Originally published as Tech giants make record small acquisitions Regulators will crack down on "deals off the radar"
The world's tech giants are buying smaller rivals at a record rate, and deals that were previously unapproved, also known as regulatory "off-radar" deals, have caught the attention of U.S. regulators.
Since the beginning of 2021, technology companies have made $264 billion in acquisitions of less than $1 billion, the highest number since 2000 and twice as many as in 2000, according to Research Institute Reliitiv, with 9,222 deals, about 40 percent higher than in 2000. The deals come from tech giants such as Apple, Facebook, Google, Amazon and Microsoft.
Under current regulations, acquisitions worth less than $92m are not required to be reported to US regulators, which has led to a number of smaller acquisitions escaping regulatory scrutiny. Lina Khan, chair of the Federal Trade Commission, said areas that could lead to unfair takeovers should be identified.
Apple, Facebook, Amazon, Google and Microsoft made a total of 819 unregistered acquisitions between January 2010 and December 2019 because regulators did not require companies to report them, according to the FTC. Of these, 616 were made in excess of $1m, with nearly half of the acquisitions targeting start-ups less than five years old.
"This study shows how big technology companies are systematically using acquisitions of start-ups to eliminate future competitors." "Companies are spending a lot of resources on acquiring start-ups, patent portfolios and engineering teams, especially on how to avoid regulation," says Khan. ”

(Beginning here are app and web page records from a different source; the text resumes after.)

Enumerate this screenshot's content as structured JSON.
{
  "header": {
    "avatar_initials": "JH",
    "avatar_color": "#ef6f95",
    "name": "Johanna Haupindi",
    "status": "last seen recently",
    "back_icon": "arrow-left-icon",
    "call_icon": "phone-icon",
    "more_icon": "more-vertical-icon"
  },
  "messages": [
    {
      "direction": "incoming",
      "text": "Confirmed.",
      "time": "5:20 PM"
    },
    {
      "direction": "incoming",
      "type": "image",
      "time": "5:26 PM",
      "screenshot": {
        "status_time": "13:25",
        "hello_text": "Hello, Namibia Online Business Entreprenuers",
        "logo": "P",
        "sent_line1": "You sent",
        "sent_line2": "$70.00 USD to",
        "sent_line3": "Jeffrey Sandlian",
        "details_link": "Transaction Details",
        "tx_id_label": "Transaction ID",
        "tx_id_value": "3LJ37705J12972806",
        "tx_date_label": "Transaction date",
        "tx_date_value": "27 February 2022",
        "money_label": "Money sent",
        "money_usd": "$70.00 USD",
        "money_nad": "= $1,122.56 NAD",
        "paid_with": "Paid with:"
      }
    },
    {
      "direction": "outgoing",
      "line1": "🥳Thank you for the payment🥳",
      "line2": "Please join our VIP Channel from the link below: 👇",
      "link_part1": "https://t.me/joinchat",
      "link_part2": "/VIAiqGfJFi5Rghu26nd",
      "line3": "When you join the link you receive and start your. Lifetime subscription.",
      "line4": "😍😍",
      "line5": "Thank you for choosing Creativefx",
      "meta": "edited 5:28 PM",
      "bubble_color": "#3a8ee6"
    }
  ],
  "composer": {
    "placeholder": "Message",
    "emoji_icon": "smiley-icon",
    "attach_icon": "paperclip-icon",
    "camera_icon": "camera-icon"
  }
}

Microsoft, the tech giant with the largest number of small acquisitions, has completed nine deals so far this year that fall below the FTC's regulatory threshold. In second place was e-commerce giant Amazon, which completed eight deals that fell below the regulatory threshold.
Yu Yunting, senior partner of Shanghai Dabang Law Firm, told First Financial News: "Now is in the era of Internet and digital technology explosion, some small companies look humble, in fact, the business model has run through, once acquired by large companies will have the effect of excluding or restricting competition, so the bottom clause has to be used." ”
Yu Yunting said that when China reviews the concentration of operators, the standard also has a bottom-up clause, no limit on the amount. Where the concentration of business operators does not meet the reporting standards, but the facts and evidence collected in accordance with the prescribed procedures show that the concentration of operators has or may have the effect of excluding or restricting competition, the anti-monopoly law enforcement agency under the State Council shall conduct an investigation in accordance with the law.
"Another background is that the monopoly of big companies is now too damaging to the competitive order, and public opinion demands regulation." He told First Financial.
Compared with these small acquisitions, regulators in China and the United States have already made large-scale acquisitions of technology giants. The FTC is already investigating Facebook's acquisitions of Instagram and WhatsApp and has warned that even after some deals are completed, it could censor them and that the FTC has the right to cancel them and block other future deals if they are deemed illegal.
Amazon also announced a big deal this year to buy legendary film studio MGM for $8.45 billion. Microsoft has announced a $16 billion acquisition of voice technology company Nuance. The acquisitions will also face antitrust scrutiny.